As the Aryans pushed towards the east, some old Vedic tribes faded out and new ones came into prominence. The Bharatas of Rig vedic fame were replaced by Kuru-Pancalas. The tribal chieftains of the Vedic age now appeared with appellations like Adhiraja, Rajadhiraja, Samrat, Virat, Ekarat and Sarvabhauma. They took pride in exhibiting their military might by performing military ceremonials like asvamedha, rajasuya and bajapeya.
In the epics, there are references to many wars. At the time of the rajasuya sacrifice, the Pandava brothers earned victories in all the four quarters. The Yadavas of Dvarka fought a grim battle with the Salva ruler. This was followed by a fierce battle between the Trigartas, who were assisted by the Kauravas, and the Matsyaraja Virata assisted by the Pandavas, in which the former were vanquished.
In the great war of Kurukshetra, all the rulers of India, with the exception of a few, participated either on the side of the Pandavas or the Kauravas. Not many survived to see the end of the eighteen-day war. Abhiras wiped out the entire Vrsni clan in a surprise attack on Dvarka, and even Arjuna could not stem the rot. In the battle of Lanka, Ravana’s whole family perished. Though the epics are late compositions, they are said to represent the India of the later Vedic period. There are many more references to wars in the epics.
Age of Mahajanapadas
In the sixth century bc, sixteen Mahajanapadas were ruling over northern India. About the same time, ten autonomous republics, including the confederacy of Vrijis, ruled eastern India. In the course of time, the kingdoms of Magadha, Vatsa, Avanti and Kosala emerged powerful. Bimbisara, the ruler of Magadha, defeated the kingdom of Anga and annexed it. His son Ajatasatru fought a long war with the Licchavis of Vaisali and destroyed them. He also annexed Videha and Kasi. He built a fort at the confluence of the rivers Sona and Ganga (Patna) to ward off an attack by Pradyota, the ruler of Avanti.
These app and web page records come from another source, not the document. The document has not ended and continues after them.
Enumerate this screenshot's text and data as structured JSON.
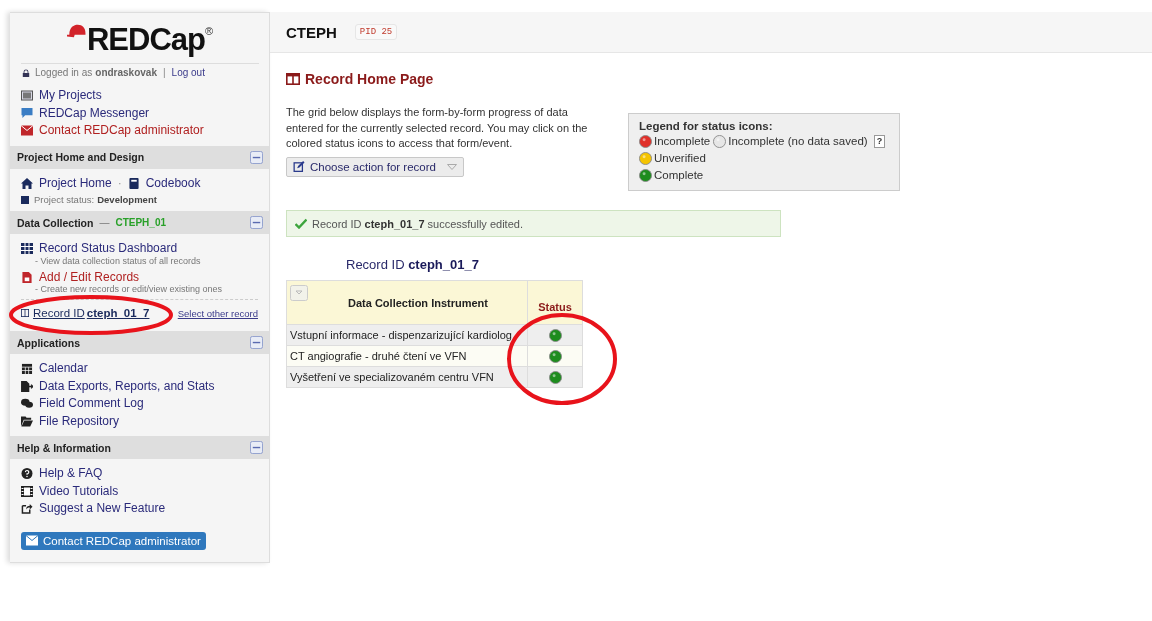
{
  "logo": {
    "text": "REDCap",
    "mark": "®"
  },
  "login": {
    "prefix": "Logged in as",
    "user": "ondraskovak",
    "divider": "|",
    "logout": "Log out"
  },
  "top_links": [
    {
      "label": "My Projects",
      "kind": "normal"
    },
    {
      "label": "REDCap Messenger",
      "kind": "normal"
    },
    {
      "label": "Contact REDCap administrator",
      "kind": "alert"
    }
  ],
  "project_home": {
    "title": "Project Home and Design",
    "links": [
      "Project Home",
      "Codebook"
    ],
    "separator": "·",
    "status_label": "Project status:",
    "status": "Development"
  },
  "data_collection": {
    "title": "Data Collection",
    "separator": "—",
    "arm": "CTEPH_01",
    "items": [
      {
        "label": "Record Status Dashboard",
        "note": "- View data collection status of all records",
        "kind": "normal"
      },
      {
        "label": "Add / Edit Records",
        "note": "- Create new records or edit/view existing ones",
        "kind": "alert"
      }
    ],
    "record": {
      "prefix": "Record ID",
      "id": "cteph_01_7",
      "circled": true
    },
    "select_other": "Select other record"
  },
  "applications": {
    "title": "Applications",
    "items": [
      "Calendar",
      "Data Exports, Reports, and Stats",
      "Field Comment Log",
      "File Repository"
    ]
  },
  "help": {
    "title": "Help & Information",
    "items": [
      "Help & FAQ",
      "Video Tutorials",
      "Suggest a New Feature"
    ]
  },
  "contact_button": "Contact REDCap administrator",
  "header": {
    "title": "CTEPH",
    "pid": "PID 25"
  },
  "page_title": "Record Home Page",
  "description": "The grid below displays the form-by-form progress of data entered for the currently selected record. You may click on the colored status icons to access that form/event.",
  "action_button": "Choose action for record",
  "message": {
    "prefix": "Record ID",
    "id": "cteph_01_7",
    "suffix": "successfully edited."
  },
  "legend": {
    "title": "Legend for status icons:",
    "help": "?",
    "items": [
      {
        "label": "Incomplete",
        "color": "#e0302a"
      },
      {
        "label": "Incomplete (no data saved)",
        "color": "#e6e6e6"
      },
      {
        "label": "Unverified",
        "color": "#f5c400"
      },
      {
        "label": "Complete",
        "color": "#1e8c1e"
      }
    ]
  },
  "grid": {
    "title_prefix": "Record ID",
    "record_id": "cteph_01_7",
    "columns": [
      "Data Collection Instrument",
      "Status"
    ],
    "status_circled": true,
    "rows": [
      {
        "instrument": "Vstupní informace - dispenzarizující kardiolog",
        "color": "#1e8c1e"
      },
      {
        "instrument": "CT angiografie - druhé čtení ve VFN",
        "color": "#1e8c1e"
      },
      {
        "instrument": "Vyšetření ve specializovaném centru VFN",
        "color": "#1e8c1e"
      }
    ]
  }
}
His successors proved to be weak rulers and finally, Amatya Sisunaga seized the throne of Magadha. He defeated the Pradyotas and annexed the territory of Madhyadesa, Malava, etc.